__To do__
Could you write out each entry exactly as it reads?

======

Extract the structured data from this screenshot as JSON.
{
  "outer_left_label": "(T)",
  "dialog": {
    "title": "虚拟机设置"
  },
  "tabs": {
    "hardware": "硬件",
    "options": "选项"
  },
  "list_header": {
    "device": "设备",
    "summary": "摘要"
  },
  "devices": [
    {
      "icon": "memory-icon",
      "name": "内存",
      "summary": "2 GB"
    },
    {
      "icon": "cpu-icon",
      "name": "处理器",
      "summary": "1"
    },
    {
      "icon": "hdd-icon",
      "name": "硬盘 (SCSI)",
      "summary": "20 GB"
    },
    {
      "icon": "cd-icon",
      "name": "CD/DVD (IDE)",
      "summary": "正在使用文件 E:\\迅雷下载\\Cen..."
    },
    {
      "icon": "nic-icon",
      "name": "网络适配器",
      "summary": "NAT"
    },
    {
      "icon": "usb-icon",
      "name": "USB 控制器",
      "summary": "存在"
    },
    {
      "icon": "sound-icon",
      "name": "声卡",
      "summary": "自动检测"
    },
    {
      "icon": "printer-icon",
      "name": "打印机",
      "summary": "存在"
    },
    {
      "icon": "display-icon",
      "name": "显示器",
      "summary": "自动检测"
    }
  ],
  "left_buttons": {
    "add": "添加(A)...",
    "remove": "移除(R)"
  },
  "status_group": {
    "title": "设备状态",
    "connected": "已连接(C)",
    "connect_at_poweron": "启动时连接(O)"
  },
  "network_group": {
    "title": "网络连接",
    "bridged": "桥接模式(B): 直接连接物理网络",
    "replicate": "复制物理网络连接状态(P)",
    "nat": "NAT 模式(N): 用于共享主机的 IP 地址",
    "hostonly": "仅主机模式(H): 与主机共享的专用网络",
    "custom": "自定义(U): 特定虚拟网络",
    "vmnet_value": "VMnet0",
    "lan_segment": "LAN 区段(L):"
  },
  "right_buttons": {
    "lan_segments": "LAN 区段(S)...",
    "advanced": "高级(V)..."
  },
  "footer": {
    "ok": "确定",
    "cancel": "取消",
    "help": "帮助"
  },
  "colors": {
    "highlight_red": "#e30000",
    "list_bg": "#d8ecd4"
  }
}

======

__Response for this exercise__
Extract the structured data from this screenshot as JSON.
{
  "outer_left_label": "(T)",
  "dialog": {
    "title": "虚拟机设置"
  },
  "tabs": {
    "hardware": "硬件",
    "options": "选项"
  },
  "list_header": {
    "device": "设备",
    "summary": "摘要"
  },
  "devices": [
    {
      "icon": "memory-icon",
      "name": "内存",
      "summary": "2 GB"
    },
    {
      "icon": "cpu-icon",
      "name": "处理器",
      "summary": "1"
    },
    {
      "icon": "hdd-icon",
      "name": "硬盘 (SCSI)",
      "summary": "20 GB"
    },
    {
      "icon": "cd-icon",
      "name": "CD/DVD (IDE)",
      "summary": "正在使用文件 E:\\迅雷下载\\Cen..."
    },
    {
      "icon": "nic-icon",
      "name": "网络适配器",
      "summary": "NAT"
    },
    {
      "icon": "usb-icon",
      "name": "USB 控制器",
      "summary": "存在"
    },
    {
      "icon": "sound-icon",
      "name": "声卡",
      "summary": "自动检测"
    },
    {
      "icon": "printer-icon",
      "name": "打印机",
      "summary": "存在"
    },
    {
      "icon": "display-icon",
      "name": "显示器",
      "summary": "自动检测"
    }
  ],
  "left_buttons": {
    "add": "添加(A)...",
    "remove": "移除(R)"
  },
  "status_group": {
    "title": "设备状态",
    "connected": "已连接(C)",
    "connect_at_poweron": "启动时连接(O)"
  },
  "network_group": {
    "title": "网络连接",
    "bridged": "桥接模式(B): 直接连接物理网络",
    "replicate": "复制物理网络连接状态(P)",
    "nat": "NAT 模式(N): 用于共享主机的 IP 地址",
    "hostonly": "仅主机模式(H): 与主机共享的专用网络",
    "custom": "自定义(U): 特定虚拟网络",
    "vmnet_value": "VMnet0",
    "lan_segment": "LAN 区段(L):"
  },
  "right_buttons": {
    "lan_segments": "LAN 区段(S)...",
    "advanced": "高级(V)..."
  },
  "footer": {
    "ok": "确定",
    "cancel": "取消",
    "help": "帮助"
  },
  "colors": {
    "highlight_red": "#e30000",
    "list_bg": "#d8ecd4"
  }
}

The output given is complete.